▸ **AIM OF THE TASK**: Please tally the lines in the records that include the word "help" and answer with the bare number.

▸ **GIVEN INFORMATION**:
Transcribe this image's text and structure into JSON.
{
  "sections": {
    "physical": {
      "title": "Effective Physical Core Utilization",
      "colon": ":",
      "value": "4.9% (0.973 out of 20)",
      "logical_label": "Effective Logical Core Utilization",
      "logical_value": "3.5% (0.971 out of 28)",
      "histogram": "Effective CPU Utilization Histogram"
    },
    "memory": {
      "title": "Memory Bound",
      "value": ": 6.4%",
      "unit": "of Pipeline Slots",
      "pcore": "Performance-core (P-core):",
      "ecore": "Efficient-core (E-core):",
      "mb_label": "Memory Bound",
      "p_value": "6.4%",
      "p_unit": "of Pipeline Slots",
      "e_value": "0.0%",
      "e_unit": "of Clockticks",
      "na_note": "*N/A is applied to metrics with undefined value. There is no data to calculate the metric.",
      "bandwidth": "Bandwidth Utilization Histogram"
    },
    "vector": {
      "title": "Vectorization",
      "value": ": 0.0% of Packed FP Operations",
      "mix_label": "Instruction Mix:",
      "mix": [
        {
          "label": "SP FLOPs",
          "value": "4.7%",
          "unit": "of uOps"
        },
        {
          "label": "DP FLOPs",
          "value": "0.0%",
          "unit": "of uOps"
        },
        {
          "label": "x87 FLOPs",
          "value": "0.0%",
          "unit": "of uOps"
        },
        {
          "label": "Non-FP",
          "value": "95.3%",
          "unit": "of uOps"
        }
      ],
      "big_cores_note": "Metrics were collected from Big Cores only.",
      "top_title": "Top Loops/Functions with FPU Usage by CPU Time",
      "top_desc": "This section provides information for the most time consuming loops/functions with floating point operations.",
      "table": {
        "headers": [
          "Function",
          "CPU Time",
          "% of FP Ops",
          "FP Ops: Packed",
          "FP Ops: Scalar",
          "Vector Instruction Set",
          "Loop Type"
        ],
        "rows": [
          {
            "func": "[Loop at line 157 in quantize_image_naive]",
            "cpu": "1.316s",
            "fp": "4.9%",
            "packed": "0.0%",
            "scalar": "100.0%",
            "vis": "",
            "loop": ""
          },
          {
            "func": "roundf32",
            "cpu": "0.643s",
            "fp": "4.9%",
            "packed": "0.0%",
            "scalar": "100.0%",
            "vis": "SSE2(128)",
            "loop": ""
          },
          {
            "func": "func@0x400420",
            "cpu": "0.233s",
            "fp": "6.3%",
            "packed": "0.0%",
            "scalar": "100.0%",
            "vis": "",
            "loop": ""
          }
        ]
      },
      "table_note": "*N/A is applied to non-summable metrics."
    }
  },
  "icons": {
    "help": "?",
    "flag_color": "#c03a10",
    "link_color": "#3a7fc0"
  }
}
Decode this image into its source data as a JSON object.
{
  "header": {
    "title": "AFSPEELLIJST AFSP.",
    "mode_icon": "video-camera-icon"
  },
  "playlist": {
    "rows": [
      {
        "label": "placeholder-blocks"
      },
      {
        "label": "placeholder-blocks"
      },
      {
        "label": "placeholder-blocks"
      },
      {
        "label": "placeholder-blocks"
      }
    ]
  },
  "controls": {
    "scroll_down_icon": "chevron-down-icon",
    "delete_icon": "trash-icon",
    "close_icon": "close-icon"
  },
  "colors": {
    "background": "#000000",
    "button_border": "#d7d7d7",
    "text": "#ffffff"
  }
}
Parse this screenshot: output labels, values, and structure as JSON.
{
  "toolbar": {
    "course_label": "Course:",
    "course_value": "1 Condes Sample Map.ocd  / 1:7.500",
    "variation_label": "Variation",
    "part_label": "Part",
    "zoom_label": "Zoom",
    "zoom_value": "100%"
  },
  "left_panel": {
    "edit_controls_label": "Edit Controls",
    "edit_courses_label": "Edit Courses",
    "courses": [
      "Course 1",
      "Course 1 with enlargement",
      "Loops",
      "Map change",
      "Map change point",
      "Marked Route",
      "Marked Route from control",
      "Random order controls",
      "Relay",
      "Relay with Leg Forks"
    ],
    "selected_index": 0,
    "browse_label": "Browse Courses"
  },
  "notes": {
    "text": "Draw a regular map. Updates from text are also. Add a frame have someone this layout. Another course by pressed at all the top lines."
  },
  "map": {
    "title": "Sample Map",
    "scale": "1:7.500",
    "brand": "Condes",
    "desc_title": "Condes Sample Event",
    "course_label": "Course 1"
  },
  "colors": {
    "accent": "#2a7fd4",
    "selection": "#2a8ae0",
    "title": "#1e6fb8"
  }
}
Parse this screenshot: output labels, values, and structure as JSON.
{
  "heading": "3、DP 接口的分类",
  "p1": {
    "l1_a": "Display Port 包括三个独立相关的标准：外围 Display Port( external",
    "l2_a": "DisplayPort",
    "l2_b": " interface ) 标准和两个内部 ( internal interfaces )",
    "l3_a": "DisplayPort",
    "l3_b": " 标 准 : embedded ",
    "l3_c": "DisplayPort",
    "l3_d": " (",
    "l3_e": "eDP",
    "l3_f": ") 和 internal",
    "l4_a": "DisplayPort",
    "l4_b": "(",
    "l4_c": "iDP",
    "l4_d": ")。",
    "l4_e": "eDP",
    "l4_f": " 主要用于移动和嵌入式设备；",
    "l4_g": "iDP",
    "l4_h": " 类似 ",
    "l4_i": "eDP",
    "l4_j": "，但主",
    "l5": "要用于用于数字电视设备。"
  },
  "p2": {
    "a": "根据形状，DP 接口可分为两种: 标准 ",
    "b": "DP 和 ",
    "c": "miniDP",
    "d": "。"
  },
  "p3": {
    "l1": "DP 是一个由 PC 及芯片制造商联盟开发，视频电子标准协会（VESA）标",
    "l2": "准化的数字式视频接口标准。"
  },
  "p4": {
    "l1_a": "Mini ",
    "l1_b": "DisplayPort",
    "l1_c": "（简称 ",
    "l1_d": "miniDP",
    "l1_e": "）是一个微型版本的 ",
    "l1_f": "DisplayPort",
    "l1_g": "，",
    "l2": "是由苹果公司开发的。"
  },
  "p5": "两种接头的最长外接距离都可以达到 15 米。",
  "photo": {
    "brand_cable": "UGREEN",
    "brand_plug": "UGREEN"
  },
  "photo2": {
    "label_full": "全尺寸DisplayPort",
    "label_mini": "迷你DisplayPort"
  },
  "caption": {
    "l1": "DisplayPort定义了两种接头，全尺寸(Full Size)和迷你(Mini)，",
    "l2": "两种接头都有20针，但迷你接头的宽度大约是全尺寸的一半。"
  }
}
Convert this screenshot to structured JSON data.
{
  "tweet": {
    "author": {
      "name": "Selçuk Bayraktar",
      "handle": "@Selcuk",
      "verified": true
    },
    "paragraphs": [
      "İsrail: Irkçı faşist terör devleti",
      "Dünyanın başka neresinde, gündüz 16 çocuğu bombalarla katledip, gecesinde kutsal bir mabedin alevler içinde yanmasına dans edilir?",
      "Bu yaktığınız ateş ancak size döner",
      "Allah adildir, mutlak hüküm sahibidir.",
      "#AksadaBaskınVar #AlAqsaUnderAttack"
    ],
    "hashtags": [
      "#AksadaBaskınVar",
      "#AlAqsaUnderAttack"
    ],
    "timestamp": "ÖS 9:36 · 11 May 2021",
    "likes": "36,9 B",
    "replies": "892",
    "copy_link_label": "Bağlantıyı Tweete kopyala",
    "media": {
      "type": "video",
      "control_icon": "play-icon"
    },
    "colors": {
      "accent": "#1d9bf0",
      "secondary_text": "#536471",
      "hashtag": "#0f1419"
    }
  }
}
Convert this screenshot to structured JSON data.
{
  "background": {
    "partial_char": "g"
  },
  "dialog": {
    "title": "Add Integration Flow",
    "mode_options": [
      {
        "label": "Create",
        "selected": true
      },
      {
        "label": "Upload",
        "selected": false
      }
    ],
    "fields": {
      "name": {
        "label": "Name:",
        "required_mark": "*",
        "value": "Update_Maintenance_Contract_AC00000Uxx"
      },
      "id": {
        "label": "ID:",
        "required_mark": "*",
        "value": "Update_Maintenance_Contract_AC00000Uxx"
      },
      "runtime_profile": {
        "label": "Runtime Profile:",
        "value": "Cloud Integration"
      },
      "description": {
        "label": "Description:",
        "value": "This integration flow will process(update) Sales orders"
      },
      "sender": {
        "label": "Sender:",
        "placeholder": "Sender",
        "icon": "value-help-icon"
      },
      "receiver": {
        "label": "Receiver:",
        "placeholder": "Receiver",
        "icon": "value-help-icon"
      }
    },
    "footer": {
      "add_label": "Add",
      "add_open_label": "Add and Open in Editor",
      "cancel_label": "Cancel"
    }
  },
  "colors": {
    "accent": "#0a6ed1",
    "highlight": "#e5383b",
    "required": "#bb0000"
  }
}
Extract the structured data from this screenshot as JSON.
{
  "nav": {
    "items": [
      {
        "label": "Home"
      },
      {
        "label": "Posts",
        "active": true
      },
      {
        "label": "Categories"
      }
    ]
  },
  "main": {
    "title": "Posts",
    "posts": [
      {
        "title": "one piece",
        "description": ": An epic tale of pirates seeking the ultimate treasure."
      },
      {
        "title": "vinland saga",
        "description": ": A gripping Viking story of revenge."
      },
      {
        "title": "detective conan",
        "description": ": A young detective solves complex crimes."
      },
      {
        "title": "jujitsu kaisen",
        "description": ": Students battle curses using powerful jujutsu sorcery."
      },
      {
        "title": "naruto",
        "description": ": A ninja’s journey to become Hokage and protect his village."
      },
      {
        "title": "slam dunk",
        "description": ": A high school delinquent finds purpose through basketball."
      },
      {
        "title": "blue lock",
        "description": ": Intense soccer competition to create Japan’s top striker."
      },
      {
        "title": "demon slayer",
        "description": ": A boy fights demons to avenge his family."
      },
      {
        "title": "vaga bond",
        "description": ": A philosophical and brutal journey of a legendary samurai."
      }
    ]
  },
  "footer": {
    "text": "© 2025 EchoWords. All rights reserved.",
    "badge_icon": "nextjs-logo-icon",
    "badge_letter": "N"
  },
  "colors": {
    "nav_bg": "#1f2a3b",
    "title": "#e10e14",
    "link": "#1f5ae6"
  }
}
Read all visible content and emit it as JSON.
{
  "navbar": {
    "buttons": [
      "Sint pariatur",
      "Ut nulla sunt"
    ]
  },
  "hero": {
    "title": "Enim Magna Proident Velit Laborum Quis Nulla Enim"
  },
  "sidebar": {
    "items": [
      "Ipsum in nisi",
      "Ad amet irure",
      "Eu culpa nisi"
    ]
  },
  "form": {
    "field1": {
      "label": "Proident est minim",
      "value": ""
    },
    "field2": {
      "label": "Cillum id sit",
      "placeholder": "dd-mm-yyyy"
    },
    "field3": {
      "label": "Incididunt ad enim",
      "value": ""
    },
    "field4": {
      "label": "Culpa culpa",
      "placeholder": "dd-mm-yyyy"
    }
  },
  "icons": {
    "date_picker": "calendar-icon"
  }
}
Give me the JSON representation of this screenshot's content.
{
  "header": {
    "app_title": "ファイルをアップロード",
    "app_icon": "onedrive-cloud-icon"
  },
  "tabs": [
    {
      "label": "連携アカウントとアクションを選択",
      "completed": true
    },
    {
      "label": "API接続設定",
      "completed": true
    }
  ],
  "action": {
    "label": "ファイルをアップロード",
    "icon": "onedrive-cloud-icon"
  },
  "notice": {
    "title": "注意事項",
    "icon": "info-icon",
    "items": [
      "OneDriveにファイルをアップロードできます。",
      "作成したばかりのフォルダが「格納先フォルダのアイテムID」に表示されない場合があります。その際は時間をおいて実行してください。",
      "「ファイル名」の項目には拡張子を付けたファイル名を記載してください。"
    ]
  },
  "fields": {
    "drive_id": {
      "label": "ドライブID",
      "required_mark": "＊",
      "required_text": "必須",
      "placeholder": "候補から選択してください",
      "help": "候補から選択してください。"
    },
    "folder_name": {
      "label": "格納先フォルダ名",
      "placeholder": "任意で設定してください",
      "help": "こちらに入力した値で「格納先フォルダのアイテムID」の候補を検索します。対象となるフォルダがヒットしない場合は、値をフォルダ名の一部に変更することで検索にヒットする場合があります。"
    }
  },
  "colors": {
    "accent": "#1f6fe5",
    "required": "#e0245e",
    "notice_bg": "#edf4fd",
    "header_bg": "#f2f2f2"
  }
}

▸ **TASK RESULT**: 5